Musically however you can perhaps breathe a deep sigh of relief, the 8 tracks here are much simpler in construction and for those that simply want to rock, well you can salute the album and get on down with a much easier to harness musical mainframe. ‘Solve et Coagula’ may sound like it has escaped from a Ghost or Zeal and Ardor album and does indeed have an immediate bounce to it that’s catchy and designed to have heads banged along to it. Singer Jamie Myers is straight in with the music and at the very heart of things with her beguiling and near Gothic etched flair. Sounding as natural as the music itself everything is very fluid and those lurches into weird prog territories are nowhere near as immediate. Still the very organic feel tempered by a soulful folk like down-tools interlude have the spirit of musical ages past very much in mind and it easy to imagine you are listening to a lost treasure from the 70’s. Dave’s drumming is very noteworthy as ‘The Serpent Uncoils’ and ‘Worthless’ giving songs an almost proto-metal gallop that could have come from the NWOBHM era. It’s not full on though and there’s a very doomy demeanour which with the witchy vocals casts spells left right and centre. Obviously with guitarist Dysrhythmia, Gorguts and Kayo Dot one would expect some mind-bending jazz like fusion but these never quite come and it is as though Kevin Hufnagel and Ron Varod have been told, “right we fucked with people’s heads last album, let’s take it back to basics.” What we get instead is a very 80’s drive down the highway cruise control feel on songs like ‘The Serpent Uncoils’ and it’s not surprising to learn that the hard rock of artists like Heart and Priest were taken as inspiration here.

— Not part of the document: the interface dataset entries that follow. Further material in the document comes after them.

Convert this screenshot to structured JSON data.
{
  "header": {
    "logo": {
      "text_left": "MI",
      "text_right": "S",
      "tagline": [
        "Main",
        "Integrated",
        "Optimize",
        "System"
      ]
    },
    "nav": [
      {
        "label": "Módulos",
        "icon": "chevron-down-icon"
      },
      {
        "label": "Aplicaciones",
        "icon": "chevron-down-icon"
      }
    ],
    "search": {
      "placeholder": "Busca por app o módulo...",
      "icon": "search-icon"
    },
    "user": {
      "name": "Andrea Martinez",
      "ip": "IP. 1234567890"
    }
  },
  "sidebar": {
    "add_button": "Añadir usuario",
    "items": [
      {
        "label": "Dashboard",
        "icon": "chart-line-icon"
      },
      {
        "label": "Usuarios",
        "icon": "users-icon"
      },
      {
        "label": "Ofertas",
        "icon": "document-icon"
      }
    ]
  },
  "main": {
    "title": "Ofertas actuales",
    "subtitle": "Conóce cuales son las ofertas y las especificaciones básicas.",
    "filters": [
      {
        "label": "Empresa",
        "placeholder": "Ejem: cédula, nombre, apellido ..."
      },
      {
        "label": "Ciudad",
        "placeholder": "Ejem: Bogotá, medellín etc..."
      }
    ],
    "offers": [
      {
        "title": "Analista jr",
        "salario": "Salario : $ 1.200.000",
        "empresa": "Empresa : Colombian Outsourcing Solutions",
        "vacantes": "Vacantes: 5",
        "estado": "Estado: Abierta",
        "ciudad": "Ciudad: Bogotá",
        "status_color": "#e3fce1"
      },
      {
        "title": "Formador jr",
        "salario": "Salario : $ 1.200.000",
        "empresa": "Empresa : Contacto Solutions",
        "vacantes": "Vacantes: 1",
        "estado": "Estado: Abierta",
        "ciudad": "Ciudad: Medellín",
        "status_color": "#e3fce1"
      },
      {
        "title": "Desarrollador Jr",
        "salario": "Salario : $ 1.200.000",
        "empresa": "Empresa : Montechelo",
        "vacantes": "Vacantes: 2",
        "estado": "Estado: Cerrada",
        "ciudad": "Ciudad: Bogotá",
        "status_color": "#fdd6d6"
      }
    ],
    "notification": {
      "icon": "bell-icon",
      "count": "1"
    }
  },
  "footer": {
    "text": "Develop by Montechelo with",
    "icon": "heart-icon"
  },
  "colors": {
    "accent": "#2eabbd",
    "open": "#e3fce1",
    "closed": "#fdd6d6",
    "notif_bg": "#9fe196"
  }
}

Myers is excellent at throwing out Banshees type mystic wails but her magic is equally spellbinding when allowed to sinuously and sensuously bring slower drama to proceedings. ‘Weighing Of The Heart’ is slow and gloomy by comparison to what has come before and is a prime example of this, a touchingly beautiful number to sway along to, the darkness at its lyrical heart bound to touch the very soul. Subtle psychedelia, post-punk and metallic licks all combine as we ‘Ascend and Descend’ and the music continues to weave away, knitting all the fronds together. Suddenly it is noticeable here that Johnny DeBlase has perhaps unfairly not been mentioned yet and here I can really hear his bass talking to me and giving me the nudge to do so as it noodles in pronounced fashion within the track. ‘Hymn From The Pearl’ has a near Killing Joke vibe from the guitars giving it arcane flair. The tempo has gradually risen again and chanted vocals give an air of mysticism as the priestess observes the ceremony. The simplicity has perhaps moved closer to delirium but it is still quite thankfully accessible and the pure folk nuances of ‘From The Beginning’ drop us right back into the past and caress a fevered brow in total contrast. With hindsight and having listened to this every day for the last week it is not an immediate album as new things are discovered ever single play, each song has a strong sense of identity and over 6 albums you could never accuse Sabbath Assembly of running out of ideas. Wrapping things up with ‘A Welcome Below’ perhaps the album could have done with a gallop to the finish rather than dropping you into an enchanted fever dream but you can never tell just where a musical trip is going to take you and that has been very much the case here, leaving me more than happy to go with the flow till silence descends once more….

(8/10 Pete Woods)